Folklorist Thomas Bullard affirms,
"UFOs as the experiential phenomenon and UFOs as the popular cultural myth entangle in a knot of confusion. I suspect that this entanglement stands as one of the greatest impediments to understanding the nature of UFOs, and scientific acceptance of UFOs as a subject worthy of serious attention. A historical perspective offers a grip on the end of the string, a chance to untangle the mess to some degree."
Behind this perplexing UFO history is a whole history, or mythology of modern science, less well known, stretching back to the sixteenth century.

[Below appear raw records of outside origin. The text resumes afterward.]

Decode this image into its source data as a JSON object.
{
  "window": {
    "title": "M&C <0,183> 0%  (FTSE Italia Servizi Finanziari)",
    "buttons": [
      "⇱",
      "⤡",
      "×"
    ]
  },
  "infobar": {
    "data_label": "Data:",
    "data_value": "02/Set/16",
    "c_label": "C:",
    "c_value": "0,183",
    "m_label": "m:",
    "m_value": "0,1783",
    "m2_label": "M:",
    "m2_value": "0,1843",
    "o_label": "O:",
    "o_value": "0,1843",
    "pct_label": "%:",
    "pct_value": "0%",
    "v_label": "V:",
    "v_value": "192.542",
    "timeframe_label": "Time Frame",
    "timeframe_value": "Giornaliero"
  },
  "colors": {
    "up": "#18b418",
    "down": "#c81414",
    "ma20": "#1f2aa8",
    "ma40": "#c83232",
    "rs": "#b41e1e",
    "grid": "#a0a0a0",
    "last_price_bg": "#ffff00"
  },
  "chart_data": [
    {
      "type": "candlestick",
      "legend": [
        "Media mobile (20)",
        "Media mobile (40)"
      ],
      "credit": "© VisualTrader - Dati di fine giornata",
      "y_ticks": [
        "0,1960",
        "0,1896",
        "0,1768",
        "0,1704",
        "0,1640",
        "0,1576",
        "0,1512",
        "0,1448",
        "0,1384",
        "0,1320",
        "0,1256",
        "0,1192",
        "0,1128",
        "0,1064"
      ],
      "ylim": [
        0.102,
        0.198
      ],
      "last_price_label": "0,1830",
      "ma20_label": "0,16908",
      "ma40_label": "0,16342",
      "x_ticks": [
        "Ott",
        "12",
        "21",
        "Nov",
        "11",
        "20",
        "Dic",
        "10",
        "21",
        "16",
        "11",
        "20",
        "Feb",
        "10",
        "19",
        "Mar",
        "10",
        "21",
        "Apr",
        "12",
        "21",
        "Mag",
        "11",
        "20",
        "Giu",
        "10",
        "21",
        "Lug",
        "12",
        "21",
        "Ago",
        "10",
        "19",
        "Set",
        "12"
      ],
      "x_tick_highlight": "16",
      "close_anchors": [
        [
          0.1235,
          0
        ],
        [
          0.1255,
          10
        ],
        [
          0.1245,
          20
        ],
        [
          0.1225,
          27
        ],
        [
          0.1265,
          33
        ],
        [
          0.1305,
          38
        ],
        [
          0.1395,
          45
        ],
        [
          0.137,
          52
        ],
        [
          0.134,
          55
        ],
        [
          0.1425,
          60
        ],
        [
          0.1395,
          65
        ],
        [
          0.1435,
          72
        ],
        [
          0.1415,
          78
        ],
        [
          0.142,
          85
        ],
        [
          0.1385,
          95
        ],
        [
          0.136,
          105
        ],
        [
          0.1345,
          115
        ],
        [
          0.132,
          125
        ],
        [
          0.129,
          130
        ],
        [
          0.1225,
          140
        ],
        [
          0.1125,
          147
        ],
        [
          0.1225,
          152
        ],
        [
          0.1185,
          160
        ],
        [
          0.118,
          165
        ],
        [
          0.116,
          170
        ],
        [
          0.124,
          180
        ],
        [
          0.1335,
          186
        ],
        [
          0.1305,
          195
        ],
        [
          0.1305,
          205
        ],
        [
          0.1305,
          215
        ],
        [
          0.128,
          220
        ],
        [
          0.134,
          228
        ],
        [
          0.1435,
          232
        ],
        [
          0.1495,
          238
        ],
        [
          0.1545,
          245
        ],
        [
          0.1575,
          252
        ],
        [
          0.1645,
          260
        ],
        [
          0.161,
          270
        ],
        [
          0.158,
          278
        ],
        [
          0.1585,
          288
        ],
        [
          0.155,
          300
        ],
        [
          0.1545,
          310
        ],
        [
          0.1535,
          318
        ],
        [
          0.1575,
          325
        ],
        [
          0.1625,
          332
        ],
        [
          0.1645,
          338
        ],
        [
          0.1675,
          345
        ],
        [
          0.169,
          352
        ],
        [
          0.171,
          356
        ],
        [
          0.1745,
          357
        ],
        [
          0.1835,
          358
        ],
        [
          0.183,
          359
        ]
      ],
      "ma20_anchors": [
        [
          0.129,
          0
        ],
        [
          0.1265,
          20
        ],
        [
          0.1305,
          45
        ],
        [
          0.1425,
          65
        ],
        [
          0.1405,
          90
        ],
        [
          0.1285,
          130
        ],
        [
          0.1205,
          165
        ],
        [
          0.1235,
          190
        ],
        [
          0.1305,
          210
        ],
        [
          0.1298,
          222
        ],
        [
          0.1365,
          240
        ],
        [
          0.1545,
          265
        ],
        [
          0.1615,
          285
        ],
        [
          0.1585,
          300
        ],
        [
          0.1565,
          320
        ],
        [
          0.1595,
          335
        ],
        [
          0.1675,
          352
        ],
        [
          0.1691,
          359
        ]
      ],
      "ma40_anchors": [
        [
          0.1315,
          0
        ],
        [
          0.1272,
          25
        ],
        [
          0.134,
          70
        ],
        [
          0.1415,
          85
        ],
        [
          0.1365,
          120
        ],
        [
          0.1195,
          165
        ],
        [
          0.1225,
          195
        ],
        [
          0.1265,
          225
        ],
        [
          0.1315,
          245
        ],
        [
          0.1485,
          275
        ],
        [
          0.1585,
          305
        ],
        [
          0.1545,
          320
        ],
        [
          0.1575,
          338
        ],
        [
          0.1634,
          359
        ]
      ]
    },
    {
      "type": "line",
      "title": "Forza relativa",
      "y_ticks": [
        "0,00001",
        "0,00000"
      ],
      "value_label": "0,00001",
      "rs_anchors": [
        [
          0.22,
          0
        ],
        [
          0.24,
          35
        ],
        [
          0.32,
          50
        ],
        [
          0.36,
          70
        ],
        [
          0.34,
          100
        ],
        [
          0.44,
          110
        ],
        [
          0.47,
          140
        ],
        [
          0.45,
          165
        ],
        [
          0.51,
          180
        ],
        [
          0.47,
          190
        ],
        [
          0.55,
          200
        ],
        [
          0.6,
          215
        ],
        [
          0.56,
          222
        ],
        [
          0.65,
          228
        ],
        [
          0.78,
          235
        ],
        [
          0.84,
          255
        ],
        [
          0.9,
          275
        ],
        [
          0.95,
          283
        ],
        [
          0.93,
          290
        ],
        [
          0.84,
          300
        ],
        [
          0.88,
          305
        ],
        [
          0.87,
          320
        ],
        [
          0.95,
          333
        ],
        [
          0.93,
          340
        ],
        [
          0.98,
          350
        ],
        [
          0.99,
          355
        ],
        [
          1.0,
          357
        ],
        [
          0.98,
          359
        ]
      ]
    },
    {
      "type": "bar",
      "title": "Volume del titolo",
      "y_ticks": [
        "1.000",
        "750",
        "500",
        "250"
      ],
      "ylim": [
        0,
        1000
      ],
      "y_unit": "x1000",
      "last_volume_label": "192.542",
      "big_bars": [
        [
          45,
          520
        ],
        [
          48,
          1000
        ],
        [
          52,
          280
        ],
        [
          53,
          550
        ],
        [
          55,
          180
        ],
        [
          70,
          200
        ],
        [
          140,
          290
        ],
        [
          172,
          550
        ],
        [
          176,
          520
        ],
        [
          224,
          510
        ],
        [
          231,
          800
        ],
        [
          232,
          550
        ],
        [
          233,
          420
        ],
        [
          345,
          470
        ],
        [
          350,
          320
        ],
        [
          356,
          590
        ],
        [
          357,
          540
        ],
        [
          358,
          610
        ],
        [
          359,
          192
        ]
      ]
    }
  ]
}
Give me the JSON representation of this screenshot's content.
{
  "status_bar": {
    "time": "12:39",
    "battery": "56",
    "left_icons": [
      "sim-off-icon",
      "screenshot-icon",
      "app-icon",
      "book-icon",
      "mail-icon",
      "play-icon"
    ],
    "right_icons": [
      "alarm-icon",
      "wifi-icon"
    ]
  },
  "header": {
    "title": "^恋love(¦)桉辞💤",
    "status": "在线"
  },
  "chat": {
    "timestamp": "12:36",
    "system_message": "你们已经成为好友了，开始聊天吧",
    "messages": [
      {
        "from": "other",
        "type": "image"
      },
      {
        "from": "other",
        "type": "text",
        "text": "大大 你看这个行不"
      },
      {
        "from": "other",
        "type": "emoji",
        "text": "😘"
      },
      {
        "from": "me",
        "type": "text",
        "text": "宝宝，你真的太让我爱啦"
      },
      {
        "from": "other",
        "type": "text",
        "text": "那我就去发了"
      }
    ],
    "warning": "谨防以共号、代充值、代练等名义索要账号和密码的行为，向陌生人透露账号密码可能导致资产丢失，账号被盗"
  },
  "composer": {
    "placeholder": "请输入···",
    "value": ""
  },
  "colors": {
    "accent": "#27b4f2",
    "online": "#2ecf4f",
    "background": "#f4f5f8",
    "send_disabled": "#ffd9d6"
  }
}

What Karl Guthke terms "a heritage of Copernicanism; the modern myth, or the myth, of the modern era, [without which] the image of man since the Copernican revolution would be decidedly poorer." The fact is, the question of extraterrestrial life, rather than having arisen in the twentieth century, has been accepted by the majority of educated persons since, at least, the Scientific Revolution, and in many instances was employed to formulate philosophical and religious positions in relation to it. As William Whewell observed, in his 1853 treatise, Of A Plurality of Worlds: An Essay, popular ideas about a multiplicity of inhabited worlds "are generally diffused in our time and country, are common to all classes of readers, and as we may venture to express it, are popular views of persons of any degree of intellectual culture, who have, directly or derivatively, accepted the doctrines of modern science." So as Professor Michael Crowe put it, “even if no UFOs hover in the heavens, belief in extraterrestrial beings has hovered in human consciousness for dozens of decades."
UFOs, and, the experiential aspects of UFO history are, seemingly, inextricably entangled in the myth of the modern era.
This then, is simply an attempt to grab hold of the end of the string.
Thomas Tulien - 1999